According to a statement, the new site is the start of the organization working with the agency to strategically plan their 2017 communications and events; a year which the organization wants to make about building black power. The agency aims to help establish the movement beyond the hashtag that made it famous.
Black Lives Matter co-founder Patrisse Cullors said in a statement, “We’re thrilled to partner with J. Walter Thompson and in particular this effort to uplift and sustain black businesses. Right now, we need to invest in black businesses more than ever.”
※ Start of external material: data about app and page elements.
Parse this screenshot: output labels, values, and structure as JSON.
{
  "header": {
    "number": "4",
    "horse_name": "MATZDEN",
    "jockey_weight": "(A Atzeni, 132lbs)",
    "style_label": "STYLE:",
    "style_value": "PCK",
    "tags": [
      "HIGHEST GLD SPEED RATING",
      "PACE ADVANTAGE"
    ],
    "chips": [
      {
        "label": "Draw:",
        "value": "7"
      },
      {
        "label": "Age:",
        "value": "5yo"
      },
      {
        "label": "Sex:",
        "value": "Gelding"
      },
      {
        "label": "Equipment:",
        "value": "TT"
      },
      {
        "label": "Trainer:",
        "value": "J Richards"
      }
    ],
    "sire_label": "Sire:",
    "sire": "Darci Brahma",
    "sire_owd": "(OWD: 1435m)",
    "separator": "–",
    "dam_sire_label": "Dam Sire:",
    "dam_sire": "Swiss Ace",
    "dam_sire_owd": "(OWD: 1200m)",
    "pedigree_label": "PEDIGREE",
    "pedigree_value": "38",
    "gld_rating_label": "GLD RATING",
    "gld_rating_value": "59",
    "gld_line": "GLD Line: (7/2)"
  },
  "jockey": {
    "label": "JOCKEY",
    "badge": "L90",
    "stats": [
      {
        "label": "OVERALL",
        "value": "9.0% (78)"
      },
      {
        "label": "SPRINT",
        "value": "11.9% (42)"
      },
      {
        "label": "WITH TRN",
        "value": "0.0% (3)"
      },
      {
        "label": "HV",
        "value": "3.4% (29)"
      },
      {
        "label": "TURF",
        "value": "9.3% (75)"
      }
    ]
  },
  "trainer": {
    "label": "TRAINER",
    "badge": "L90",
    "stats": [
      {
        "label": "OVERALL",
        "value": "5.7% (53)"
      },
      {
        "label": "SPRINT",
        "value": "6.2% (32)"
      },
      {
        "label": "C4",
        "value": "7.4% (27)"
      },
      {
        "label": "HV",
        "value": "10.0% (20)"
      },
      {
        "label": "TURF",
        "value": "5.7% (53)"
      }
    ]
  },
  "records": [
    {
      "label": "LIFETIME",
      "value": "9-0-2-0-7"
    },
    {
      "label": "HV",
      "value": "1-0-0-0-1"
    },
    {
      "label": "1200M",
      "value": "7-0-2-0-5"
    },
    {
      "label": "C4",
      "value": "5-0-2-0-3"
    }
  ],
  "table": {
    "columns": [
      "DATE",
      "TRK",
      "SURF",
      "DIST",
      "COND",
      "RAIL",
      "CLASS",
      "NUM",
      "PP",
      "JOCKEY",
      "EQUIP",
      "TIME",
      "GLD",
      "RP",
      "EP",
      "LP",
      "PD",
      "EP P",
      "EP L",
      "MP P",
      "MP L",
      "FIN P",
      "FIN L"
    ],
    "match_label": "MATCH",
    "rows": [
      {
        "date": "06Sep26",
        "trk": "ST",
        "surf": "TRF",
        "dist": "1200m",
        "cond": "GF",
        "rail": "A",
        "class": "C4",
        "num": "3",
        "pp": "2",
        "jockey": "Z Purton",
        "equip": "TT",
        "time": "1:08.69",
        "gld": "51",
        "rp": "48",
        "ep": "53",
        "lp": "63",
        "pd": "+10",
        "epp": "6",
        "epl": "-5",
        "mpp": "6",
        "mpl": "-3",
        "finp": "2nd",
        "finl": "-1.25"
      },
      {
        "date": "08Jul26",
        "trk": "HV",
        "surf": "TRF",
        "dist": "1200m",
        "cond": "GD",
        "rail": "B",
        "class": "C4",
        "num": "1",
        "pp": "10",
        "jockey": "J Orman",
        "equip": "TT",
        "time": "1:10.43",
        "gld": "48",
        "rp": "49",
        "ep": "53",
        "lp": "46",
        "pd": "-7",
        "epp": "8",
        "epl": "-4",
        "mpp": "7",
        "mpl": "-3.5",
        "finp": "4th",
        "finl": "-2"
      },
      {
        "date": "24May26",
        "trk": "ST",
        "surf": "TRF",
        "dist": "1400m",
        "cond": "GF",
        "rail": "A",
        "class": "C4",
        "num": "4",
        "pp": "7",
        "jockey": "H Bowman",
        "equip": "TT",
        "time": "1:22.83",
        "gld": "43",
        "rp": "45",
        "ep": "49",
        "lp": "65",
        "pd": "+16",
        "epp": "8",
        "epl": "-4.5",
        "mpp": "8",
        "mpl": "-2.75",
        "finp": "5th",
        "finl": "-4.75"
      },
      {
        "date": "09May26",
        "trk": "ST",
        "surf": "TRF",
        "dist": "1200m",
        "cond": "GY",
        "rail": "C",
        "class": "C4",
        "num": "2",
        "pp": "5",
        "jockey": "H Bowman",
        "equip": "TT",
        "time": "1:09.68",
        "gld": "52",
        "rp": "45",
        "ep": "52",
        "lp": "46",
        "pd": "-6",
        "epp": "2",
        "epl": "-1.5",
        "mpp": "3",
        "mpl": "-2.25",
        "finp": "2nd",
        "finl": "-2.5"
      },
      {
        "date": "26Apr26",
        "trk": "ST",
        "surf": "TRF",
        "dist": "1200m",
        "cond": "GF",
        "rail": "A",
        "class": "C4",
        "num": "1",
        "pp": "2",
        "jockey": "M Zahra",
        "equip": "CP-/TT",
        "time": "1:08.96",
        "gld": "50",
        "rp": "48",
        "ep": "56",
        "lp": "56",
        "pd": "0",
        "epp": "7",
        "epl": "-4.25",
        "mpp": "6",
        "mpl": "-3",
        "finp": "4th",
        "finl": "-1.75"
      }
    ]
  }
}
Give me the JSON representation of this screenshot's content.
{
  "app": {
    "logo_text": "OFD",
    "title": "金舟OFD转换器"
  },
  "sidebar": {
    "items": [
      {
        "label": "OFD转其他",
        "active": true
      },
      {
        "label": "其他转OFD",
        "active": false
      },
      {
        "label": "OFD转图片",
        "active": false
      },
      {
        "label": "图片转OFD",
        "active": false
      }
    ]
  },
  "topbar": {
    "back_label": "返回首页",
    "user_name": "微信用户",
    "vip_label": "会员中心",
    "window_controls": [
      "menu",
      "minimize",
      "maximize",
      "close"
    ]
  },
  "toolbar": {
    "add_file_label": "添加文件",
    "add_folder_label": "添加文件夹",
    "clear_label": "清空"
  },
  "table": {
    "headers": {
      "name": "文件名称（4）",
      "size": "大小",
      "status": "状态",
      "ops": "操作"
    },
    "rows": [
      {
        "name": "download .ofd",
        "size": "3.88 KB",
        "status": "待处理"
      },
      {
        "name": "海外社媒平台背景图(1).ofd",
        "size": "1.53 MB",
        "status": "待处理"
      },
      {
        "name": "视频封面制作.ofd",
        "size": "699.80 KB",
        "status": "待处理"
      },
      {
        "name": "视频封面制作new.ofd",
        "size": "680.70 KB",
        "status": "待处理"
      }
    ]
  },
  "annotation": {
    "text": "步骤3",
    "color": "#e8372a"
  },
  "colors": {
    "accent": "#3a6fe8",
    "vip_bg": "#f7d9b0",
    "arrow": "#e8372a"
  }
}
In an interview with Co.Create, J. Walter Thompson New York chief creative officer Brent Choi said the agency originally reached out to Black Lives Matter with an idea from a couple of its creative teams. “They loved the idea and energy from our team, this creative idea allowed us to start a conversation with them,” says Choi. “We had a few chemistry meetings and together decided to engage in a true long-term partnership. The idea for the Backing Black Businesses site came out of those follow-up meetings.”
It’s a partnership that comes at an interesting time for J. Walter Thompson, as the agency has spent the bulk of 2016 dealing with the fallout over a lawsuit filed in March by the agency’s chief communications officer Erin Johnson, claiming now ex-chairman-CEO Gustavo Martinez routinely made racist and sexist remarks. It’s been a stark reminder of the ad industry’s less-than impressive record on diversity.
The agency is working pro bono, much like agencies do with many nonprofit partners, but Choi says working with BLM has been very different from the other charity relations the agency has had. “There is no preconceived notion of what the roles of a creative agency and of a client are or should be,” he says. “They have been inspiring us creatively and in our ways of working; and at the same time we feel extremely fortunate because of their investment with our team and true partnership.”
For the first project, Choi says BLM was really interested in drawing attention to the large and often underestimated racial disparities in business ownership and give people the opportunity to use their dollars to support locally owned black businesses. “We also thought it was important to reframe the role of black-owned small businesses have for the black community as safe spaces, places which give back and offer a welcoming environment in uncertain political times,” says Choi. “The biggest creative challenge was to create a website that created great utility but also an intuitive user experience for both the consumer and business. In the end, we want Backing Black Businesses to become the biggest and most accessible black businesses database in the country.”